═════ DATA TO EXAMINE

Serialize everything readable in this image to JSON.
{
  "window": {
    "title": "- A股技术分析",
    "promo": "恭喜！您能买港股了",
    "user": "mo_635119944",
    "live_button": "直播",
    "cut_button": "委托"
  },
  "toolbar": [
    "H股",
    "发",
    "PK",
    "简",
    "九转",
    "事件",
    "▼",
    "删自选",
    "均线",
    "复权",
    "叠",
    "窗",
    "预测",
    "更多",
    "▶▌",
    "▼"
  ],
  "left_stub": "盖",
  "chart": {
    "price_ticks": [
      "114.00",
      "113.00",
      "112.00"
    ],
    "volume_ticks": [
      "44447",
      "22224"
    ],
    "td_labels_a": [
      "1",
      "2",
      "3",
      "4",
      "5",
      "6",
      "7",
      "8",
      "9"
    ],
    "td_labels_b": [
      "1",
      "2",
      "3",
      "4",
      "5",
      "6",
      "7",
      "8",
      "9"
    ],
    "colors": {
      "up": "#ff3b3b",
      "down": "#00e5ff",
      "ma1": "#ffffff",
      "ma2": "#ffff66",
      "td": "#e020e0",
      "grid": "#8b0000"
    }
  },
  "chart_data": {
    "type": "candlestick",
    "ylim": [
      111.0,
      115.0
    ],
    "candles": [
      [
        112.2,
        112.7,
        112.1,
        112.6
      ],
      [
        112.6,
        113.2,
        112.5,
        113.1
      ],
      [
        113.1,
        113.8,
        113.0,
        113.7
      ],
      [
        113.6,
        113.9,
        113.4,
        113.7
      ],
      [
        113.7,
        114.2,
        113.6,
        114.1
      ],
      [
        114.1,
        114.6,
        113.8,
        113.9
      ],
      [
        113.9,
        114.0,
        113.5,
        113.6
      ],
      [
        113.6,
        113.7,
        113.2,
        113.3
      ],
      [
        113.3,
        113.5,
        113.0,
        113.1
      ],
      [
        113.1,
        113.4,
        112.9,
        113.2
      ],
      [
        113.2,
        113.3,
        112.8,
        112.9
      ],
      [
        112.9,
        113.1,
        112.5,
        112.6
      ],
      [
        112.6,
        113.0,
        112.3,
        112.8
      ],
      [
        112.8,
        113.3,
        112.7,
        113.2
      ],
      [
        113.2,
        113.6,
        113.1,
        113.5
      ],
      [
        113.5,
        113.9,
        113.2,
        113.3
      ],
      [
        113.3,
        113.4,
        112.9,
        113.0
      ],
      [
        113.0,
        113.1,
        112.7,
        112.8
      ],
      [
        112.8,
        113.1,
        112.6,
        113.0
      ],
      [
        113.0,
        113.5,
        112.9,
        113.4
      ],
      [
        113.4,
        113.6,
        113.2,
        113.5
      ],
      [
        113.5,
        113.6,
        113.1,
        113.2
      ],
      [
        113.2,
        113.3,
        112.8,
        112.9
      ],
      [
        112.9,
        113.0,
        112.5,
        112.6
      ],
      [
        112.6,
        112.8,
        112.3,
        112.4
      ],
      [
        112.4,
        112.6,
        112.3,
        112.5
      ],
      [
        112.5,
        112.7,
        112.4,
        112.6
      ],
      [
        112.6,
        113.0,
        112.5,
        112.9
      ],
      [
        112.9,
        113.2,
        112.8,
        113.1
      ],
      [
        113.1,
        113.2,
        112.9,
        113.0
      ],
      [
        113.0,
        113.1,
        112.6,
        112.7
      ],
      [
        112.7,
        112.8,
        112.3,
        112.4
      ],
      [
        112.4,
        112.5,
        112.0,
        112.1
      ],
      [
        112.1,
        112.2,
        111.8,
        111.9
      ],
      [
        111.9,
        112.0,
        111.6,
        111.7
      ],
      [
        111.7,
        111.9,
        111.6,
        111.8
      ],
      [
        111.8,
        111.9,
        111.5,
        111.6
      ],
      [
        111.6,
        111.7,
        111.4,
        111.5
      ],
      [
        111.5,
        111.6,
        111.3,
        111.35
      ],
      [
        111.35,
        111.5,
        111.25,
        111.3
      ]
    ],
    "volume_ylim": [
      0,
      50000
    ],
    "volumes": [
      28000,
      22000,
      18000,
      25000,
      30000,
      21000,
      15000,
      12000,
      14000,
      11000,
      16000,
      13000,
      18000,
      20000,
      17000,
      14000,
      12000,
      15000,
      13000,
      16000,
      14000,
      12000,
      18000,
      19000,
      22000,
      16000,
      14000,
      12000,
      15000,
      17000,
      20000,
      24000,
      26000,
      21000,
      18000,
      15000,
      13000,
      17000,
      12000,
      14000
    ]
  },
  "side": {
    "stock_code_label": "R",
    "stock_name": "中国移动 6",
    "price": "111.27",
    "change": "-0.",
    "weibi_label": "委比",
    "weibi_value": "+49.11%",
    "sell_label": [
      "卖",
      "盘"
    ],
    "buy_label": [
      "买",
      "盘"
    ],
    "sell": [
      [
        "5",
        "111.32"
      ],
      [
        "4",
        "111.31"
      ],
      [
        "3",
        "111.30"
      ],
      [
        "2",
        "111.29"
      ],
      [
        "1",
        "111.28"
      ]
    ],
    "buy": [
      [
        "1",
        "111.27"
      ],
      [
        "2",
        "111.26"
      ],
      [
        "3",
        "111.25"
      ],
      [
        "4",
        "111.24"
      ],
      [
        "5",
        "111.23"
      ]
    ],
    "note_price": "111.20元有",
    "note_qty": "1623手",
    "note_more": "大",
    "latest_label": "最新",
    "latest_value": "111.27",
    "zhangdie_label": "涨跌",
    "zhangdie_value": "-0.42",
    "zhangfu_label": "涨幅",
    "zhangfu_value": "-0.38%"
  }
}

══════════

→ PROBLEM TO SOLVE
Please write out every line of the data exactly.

→ OUTPUT
Serialize everything readable in this image to JSON.
{
  "window": {
    "title": "- A股技术分析",
    "promo": "恭喜！您能买港股了",
    "user": "mo_635119944",
    "live_button": "直播",
    "cut_button": "委托"
  },
  "toolbar": [
    "H股",
    "发",
    "PK",
    "简",
    "九转",
    "事件",
    "▼",
    "删自选",
    "均线",
    "复权",
    "叠",
    "窗",
    "预测",
    "更多",
    "▶▌",
    "▼"
  ],
  "left_stub": "盖",
  "chart": {
    "price_ticks": [
      "114.00",
      "113.00",
      "112.00"
    ],
    "volume_ticks": [
      "44447",
      "22224"
    ],
    "td_labels_a": [
      "1",
      "2",
      "3",
      "4",
      "5",
      "6",
      "7",
      "8",
      "9"
    ],
    "td_labels_b": [
      "1",
      "2",
      "3",
      "4",
      "5",
      "6",
      "7",
      "8",
      "9"
    ],
    "colors": {
      "up": "#ff3b3b",
      "down": "#00e5ff",
      "ma1": "#ffffff",
      "ma2": "#ffff66",
      "td": "#e020e0",
      "grid": "#8b0000"
    }
  },
  "chart_data": {
    "type": "candlestick",
    "ylim": [
      111.0,
      115.0
    ],
    "candles": [
      [
        112.2,
        112.7,
        112.1,
        112.6
      ],
      [
        112.6,
        113.2,
        112.5,
        113.1
      ],
      [
        113.1,
        113.8,
        113.0,
        113.7
      ],
      [
        113.6,
        113.9,
        113.4,
        113.7
      ],
      [
        113.7,
        114.2,
        113.6,
        114.1
      ],
      [
        114.1,
        114.6,
        113.8,
        113.9
      ],
      [
        113.9,
        114.0,
        113.5,
        113.6
      ],
      [
        113.6,
        113.7,
        113.2,
        113.3
      ],
      [
        113.3,
        113.5,
        113.0,
        113.1
      ],
      [
        113.1,
        113.4,
        112.9,
        113.2
      ],
      [
        113.2,
        113.3,
        112.8,
        112.9
      ],
      [
        112.9,
        113.1,
        112.5,
        112.6
      ],
      [
        112.6,
        113.0,
        112.3,
        112.8
      ],
      [
        112.8,
        113.3,
        112.7,
        113.2
      ],
      [
        113.2,
        113.6,
        113.1,
        113.5
      ],
      [
        113.5,
        113.9,
        113.2,
        113.3
      ],
      [
        113.3,
        113.4,
        112.9,
        113.0
      ],
      [
        113.0,
        113.1,
        112.7,
        112.8
      ],
      [
        112.8,
        113.1,
        112.6,
        113.0
      ],
      [
        113.0,
        113.5,
        112.9,
        113.4
      ],
      [
        113.4,
        113.6,
        113.2,
        113.5
      ],
      [
        113.5,
        113.6,
        113.1,
        113.2
      ],
      [
        113.2,
        113.3,
        112.8,
        112.9
      ],
      [
        112.9,
        113.0,
        112.5,
        112.6
      ],
      [
        112.6,
        112.8,
        112.3,
        112.4
      ],
      [
        112.4,
        112.6,
        112.3,
        112.5
      ],
      [
        112.5,
        112.7,
        112.4,
        112.6
      ],
      [
        112.6,
        113.0,
        112.5,
        112.9
      ],
      [
        112.9,
        113.2,
        112.8,
        113.1
      ],
      [
        113.1,
        113.2,
        112.9,
        113.0
      ],
      [
        113.0,
        113.1,
        112.6,
        112.7
      ],
      [
        112.7,
        112.8,
        112.3,
        112.4
      ],
      [
        112.4,
        112.5,
        112.0,
        112.1
      ],
      [
        112.1,
        112.2,
        111.8,
        111.9
      ],
      [
        111.9,
        112.0,
        111.6,
        111.7
      ],
      [
        111.7,
        111.9,
        111.6,
        111.8
      ],
      [
        111.8,
        111.9,
        111.5,
        111.6
      ],
      [
        111.6,
        111.7,
        111.4,
        111.5
      ],
      [
        111.5,
        111.6,
        111.3,
        111.35
      ],
      [
        111.35,
        111.5,
        111.25,
        111.3
      ]
    ],
    "volume_ylim": [
      0,
      50000
    ],
    "volumes": [
      28000,
      22000,
      18000,
      25000,
      30000,
      21000,
      15000,
      12000,
      14000,
      11000,
      16000,
      13000,
      18000,
      20000,
      17000,
      14000,
      12000,
      15000,
      13000,
      16000,
      14000,
      12000,
      18000,
      19000,
      22000,
      16000,
      14000,
      12000,
      15000,
      17000,
      20000,
      24000,
      26000,
      21000,
      18000,
      15000,
      13000,
      17000,
      12000,
      14000
    ]
  },
  "side": {
    "stock_code_label": "R",
    "stock_name": "中国移动 6",
    "price": "111.27",
    "change": "-0.",
    "weibi_label": "委比",
    "weibi_value": "+49.11%",
    "sell_label": [
      "卖",
      "盘"
    ],
    "buy_label": [
      "买",
      "盘"
    ],
    "sell": [
      [
        "5",
        "111.32"
      ],
      [
        "4",
        "111.31"
      ],
      [
        "3",
        "111.30"
      ],
      [
        "2",
        "111.29"
      ],
      [
        "1",
        "111.28"
      ]
    ],
    "buy": [
      [
        "1",
        "111.27"
      ],
      [
        "2",
        "111.26"
      ],
      [
        "3",
        "111.25"
      ],
      [
        "4",
        "111.24"
      ],
      [
        "5",
        "111.23"
      ]
    ],
    "note_price": "111.20元有",
    "note_qty": "1623手",
    "note_more": "大",
    "latest_label": "最新",
    "latest_value": "111.27",
    "zhangdie_label": "涨跌",
    "zhangdie_value": "-0.42",
    "zhangfu_label": "涨幅",
    "zhangfu_value": "-0.38%"
  }
}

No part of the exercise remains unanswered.